"It's almost like a courtship ritual," says David Hawkins, director of public policy for the National Association for College Admission Counseling (NACAC) in Alexandria, Va. Colleges and students "are doing quite an elaborate dance around each other to figure out not only what their preferences are, but what the likelihood of matching up is."
The class of 2008 has been dubbed the "echo boom." At 3.3 million, it's the largest class since 3.15 million baby boomers graduated in 1977, the National Center for Education Statistics reports.
A host of factors are fueling the growing selectivity and longer waiting lists at top-tier colleges. Students send in more applications to maximize their chances. Colleges, wary of having too many offers turned down, are hesitant to admit students who may just think of them as a "safety."
Shifting admissions and financial-aid policies have also added to the unpredictability. A number of top schools have dropped early-application options, contributing to the springtime swell. Others have dipped into endowments to ensure that lower- and middle-income students can attend debt-free, prompting less well-endowed schools to wonder how well they can compete. And recent anxiety about the student-loan market makes it difficult for pricey colleges to predict how many students will commit.

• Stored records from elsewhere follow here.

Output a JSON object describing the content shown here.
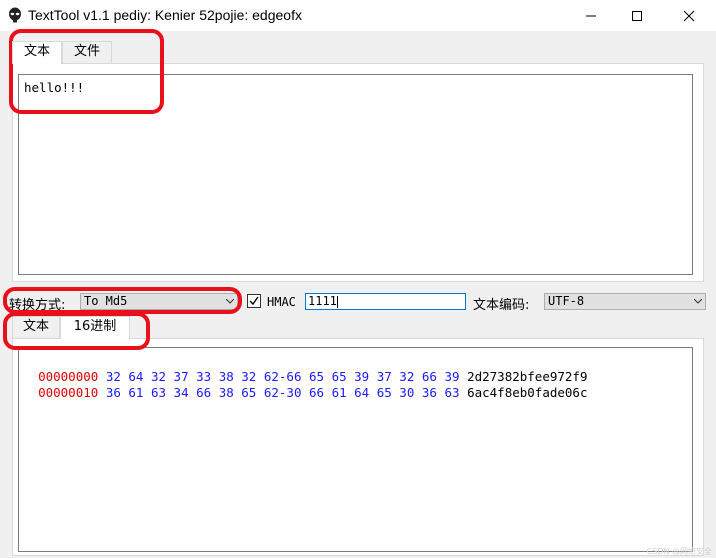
{
  "window": {
    "title": "TextTool v1.1 pediy: Kenier 52pojie: edgeofx",
    "app_icon": "alien-head-icon",
    "controls": {
      "minimize": "minimize-icon",
      "maximize": "maximize-icon",
      "close": "close-icon"
    }
  },
  "input_section": {
    "tabs": [
      {
        "label": "文本",
        "selected": true
      },
      {
        "label": "文件",
        "selected": false
      }
    ],
    "text": "hello!!!"
  },
  "options": {
    "convert_label": "转换方式:",
    "convert_value": "To Md5",
    "hmac_checked": true,
    "hmac_label": "HMAC",
    "hmac_key": "1111",
    "encoding_label": "文本编码:",
    "encoding_value": "UTF-8"
  },
  "output_section": {
    "tabs": [
      {
        "label": "文本",
        "selected": false
      },
      {
        "label": "16进制",
        "selected": true
      }
    ],
    "hex_rows": [
      {
        "offset": "00000000",
        "bytes": "32 64 32 37 33 38 32 62-66 65 65 39 37 32 66 39",
        "ascii": "2d27382bfee972f9"
      },
      {
        "offset": "00000010",
        "bytes": "36 61 63 34 66 38 65 62-30 66 61 64 65 30 36 63",
        "ascii": "6ac4f8eb0fade06c"
      }
    ]
  },
  "colors": {
    "annotation": "#e8101a",
    "hex_offset": "#e00000",
    "hex_bytes": "#1a1aff",
    "focus_border": "#0078d7"
  },
  "watermark": "CSDN @网络安全"
}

The lines have blurred between traditional categories like "safety schools" and "stretches," says Jim Jump, director of guidance at St. Christopher's School in Richmond, Va. "No college wants to be thought of as a safety school," he says. Just like a potential prom date, "they want to know that they're wanted."
That means "demonstrated interest" is a much bigger factor these days. Students can show their sincerity with everything from college visits to a letter laying out specific reasons the school would be a top choice. In 2007, 21 percent of colleges said this was of considerable importance, up from 7 percent in 2003, NACAC reports.
When it comes to colleges prioritizing who's on their waiting lists, demonstrated interest "is a huge piece of what we look at," says Mike Steidel, director of admission at Carnegie Mellon University in Pittsburgh.
Carnegie Mellon gives students an option to be on a priority waiting list or the regular one. If priority people get an offer in early May, they have just 24 hours to make their deposit or they're out. The school does show them a financial-aid package in advance so they can make a quick decision.
Aiming for about 1,400 students in its class, Carnegie Mellon enrolls 1,500, expecting that some who send in deposits will nonetheless jump to another school. Out of about 22,000 who applied this year, 3,000 were offered spots on a waiting list. By May 1, usually only 10 percent want to stay on the list, which would have meant 300. But Mr. Steidel says he was "a little overwhelmed" to find that by mid-April, it was 450 and counting.